_Task prompt_: Output all entries exactly as they appear and skip the pictures.

Dataset rows for apps and sites
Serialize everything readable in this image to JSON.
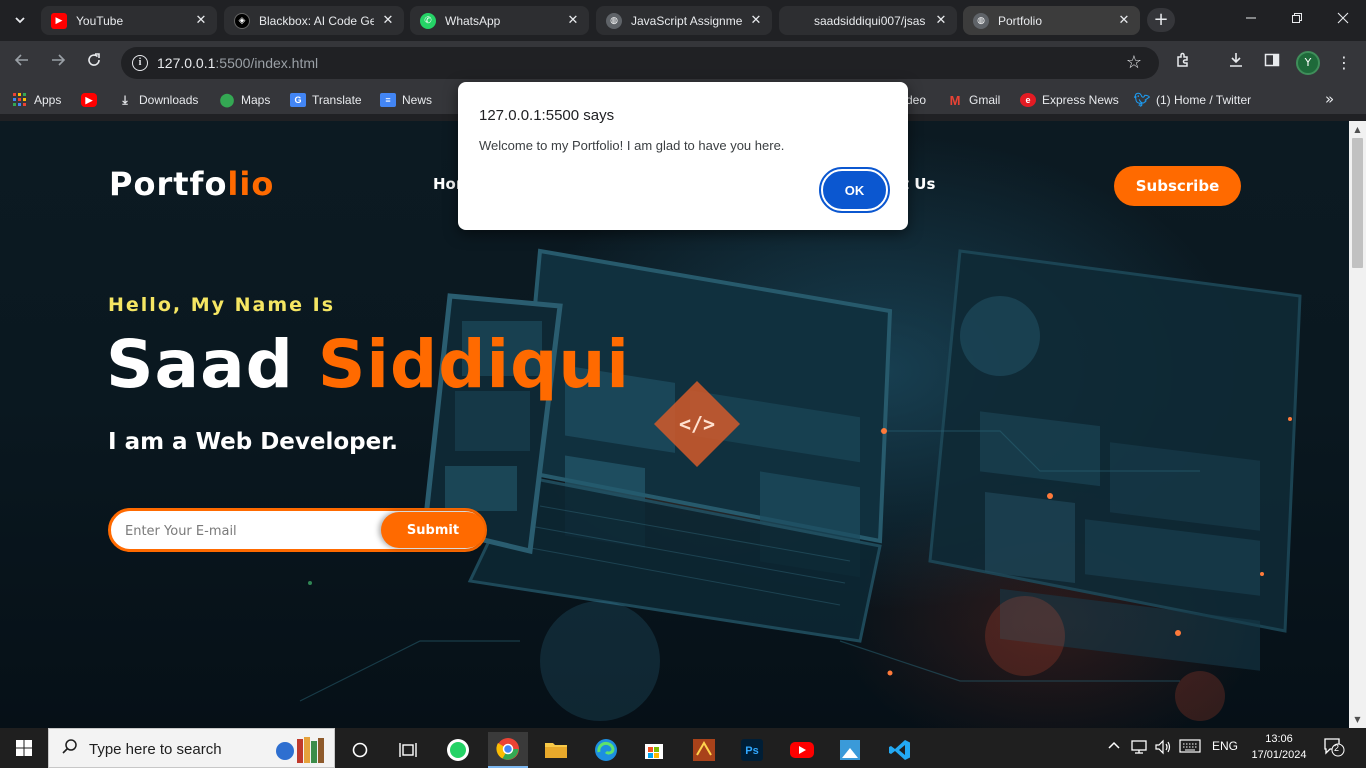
{
  "browser": {
    "tabs": [
      {
        "title": "YouTube",
        "icon": "youtube-icon",
        "color": "#ff0000"
      },
      {
        "title": "Blackbox: AI Code Ge",
        "icon": "blackbox-icon",
        "color": "#111111"
      },
      {
        "title": "WhatsApp",
        "icon": "whatsapp-icon",
        "color": "#25d366"
      },
      {
        "title": "JavaScript Assignmen",
        "icon": "globe-icon",
        "color": "#9aa0a6"
      },
      {
        "title": "saadsiddiqui007/jsas",
        "icon": "loading-icon",
        "color": "#9aa0a6"
      },
      {
        "title": "Portfolio",
        "icon": "globe-icon",
        "color": "#9aa0a6"
      }
    ],
    "new_tab_glyph": "+",
    "url": {
      "host": "127.0.0.1",
      "path": ":5500/index.html"
    },
    "bookmarks": [
      {
        "label": "Apps",
        "icon": "apps-grid-icon"
      },
      {
        "label": "",
        "icon": "youtube-icon"
      },
      {
        "label": "Downloads",
        "icon": "download-icon"
      },
      {
        "label": "Maps",
        "icon": "maps-pin-icon"
      },
      {
        "label": "Translate",
        "icon": "translate-icon"
      },
      {
        "label": "News",
        "icon": "news-icon"
      },
      {
        "label": "deo",
        "icon": ""
      },
      {
        "label": "Gmail",
        "icon": "gmail-icon"
      },
      {
        "label": "Express News",
        "icon": "express-news-icon"
      },
      {
        "label": "(1) Home / Twitter",
        "icon": "twitter-icon"
      }
    ],
    "profile_initial": "Y"
  },
  "page": {
    "logo_main": "Portfo",
    "logo_accent": "lio",
    "nav": {
      "home": "Hor",
      "contact": "ct Us"
    },
    "subscribe_label": "Subscribe",
    "greeting": "Hello, My Name Is",
    "first_name": "Saad",
    "last_name": "Siddiqui",
    "role": "I am a Web Developer.",
    "email_placeholder": "Enter Your E-mail",
    "submit_label": "Submit",
    "accent_color": "#ff6a00",
    "greeting_color": "#f5e663"
  },
  "dialog": {
    "title": "127.0.0.1:5500 says",
    "message": "Welcome to my Portfolio! I am glad to have you here.",
    "ok_label": "OK"
  },
  "taskbar": {
    "search_placeholder": "Type here to search",
    "apps": [
      "task-view-icon",
      "cortana-circle-icon",
      "whatsapp-icon",
      "chrome-icon",
      "file-explorer-icon",
      "edge-icon",
      "store-icon",
      "inpage-icon",
      "photoshop-icon",
      "youtube-icon",
      "paint-icon",
      "vscode-icon"
    ],
    "language": "ENG",
    "time": "13:06",
    "date": "17/01/2024",
    "notification_count": "2"
  }
}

_Exercise result_:
Serialize everything readable in this image to JSON.
{
  "browser": {
    "tabs": [
      {
        "title": "YouTube",
        "icon": "youtube-icon",
        "color": "#ff0000"
      },
      {
        "title": "Blackbox: AI Code Ge",
        "icon": "blackbox-icon",
        "color": "#111111"
      },
      {
        "title": "WhatsApp",
        "icon": "whatsapp-icon",
        "color": "#25d366"
      },
      {
        "title": "JavaScript Assignmen",
        "icon": "globe-icon",
        "color": "#9aa0a6"
      },
      {
        "title": "saadsiddiqui007/jsas",
        "icon": "loading-icon",
        "color": "#9aa0a6"
      },
      {
        "title": "Portfolio",
        "icon": "globe-icon",
        "color": "#9aa0a6"
      }
    ],
    "new_tab_glyph": "+",
    "url": {
      "host": "127.0.0.1",
      "path": ":5500/index.html"
    },
    "bookmarks": [
      {
        "label": "Apps",
        "icon": "apps-grid-icon"
      },
      {
        "label": "",
        "icon": "youtube-icon"
      },
      {
        "label": "Downloads",
        "icon": "download-icon"
      },
      {
        "label": "Maps",
        "icon": "maps-pin-icon"
      },
      {
        "label": "Translate",
        "icon": "translate-icon"
      },
      {
        "label": "News",
        "icon": "news-icon"
      },
      {
        "label": "deo",
        "icon": ""
      },
      {
        "label": "Gmail",
        "icon": "gmail-icon"
      },
      {
        "label": "Express News",
        "icon": "express-news-icon"
      },
      {
        "label": "(1) Home / Twitter",
        "icon": "twitter-icon"
      }
    ],
    "profile_initial": "Y"
  },
  "page": {
    "logo_main": "Portfo",
    "logo_accent": "lio",
    "nav": {
      "home": "Hor",
      "contact": "ct Us"
    },
    "subscribe_label": "Subscribe",
    "greeting": "Hello, My Name Is",
    "first_name": "Saad",
    "last_name": "Siddiqui",
    "role": "I am a Web Developer.",
    "email_placeholder": "Enter Your E-mail",
    "submit_label": "Submit",
    "accent_color": "#ff6a00",
    "greeting_color": "#f5e663"
  },
  "dialog": {
    "title": "127.0.0.1:5500 says",
    "message": "Welcome to my Portfolio! I am glad to have you here.",
    "ok_label": "OK"
  },
  "taskbar": {
    "search_placeholder": "Type here to search",
    "apps": [
      "task-view-icon",
      "cortana-circle-icon",
      "whatsapp-icon",
      "chrome-icon",
      "file-explorer-icon",
      "edge-icon",
      "store-icon",
      "inpage-icon",
      "photoshop-icon",
      "youtube-icon",
      "paint-icon",
      "vscode-icon"
    ],
    "language": "ENG",
    "time": "13:06",
    "date": "17/01/2024",
    "notification_count": "2"
  }
}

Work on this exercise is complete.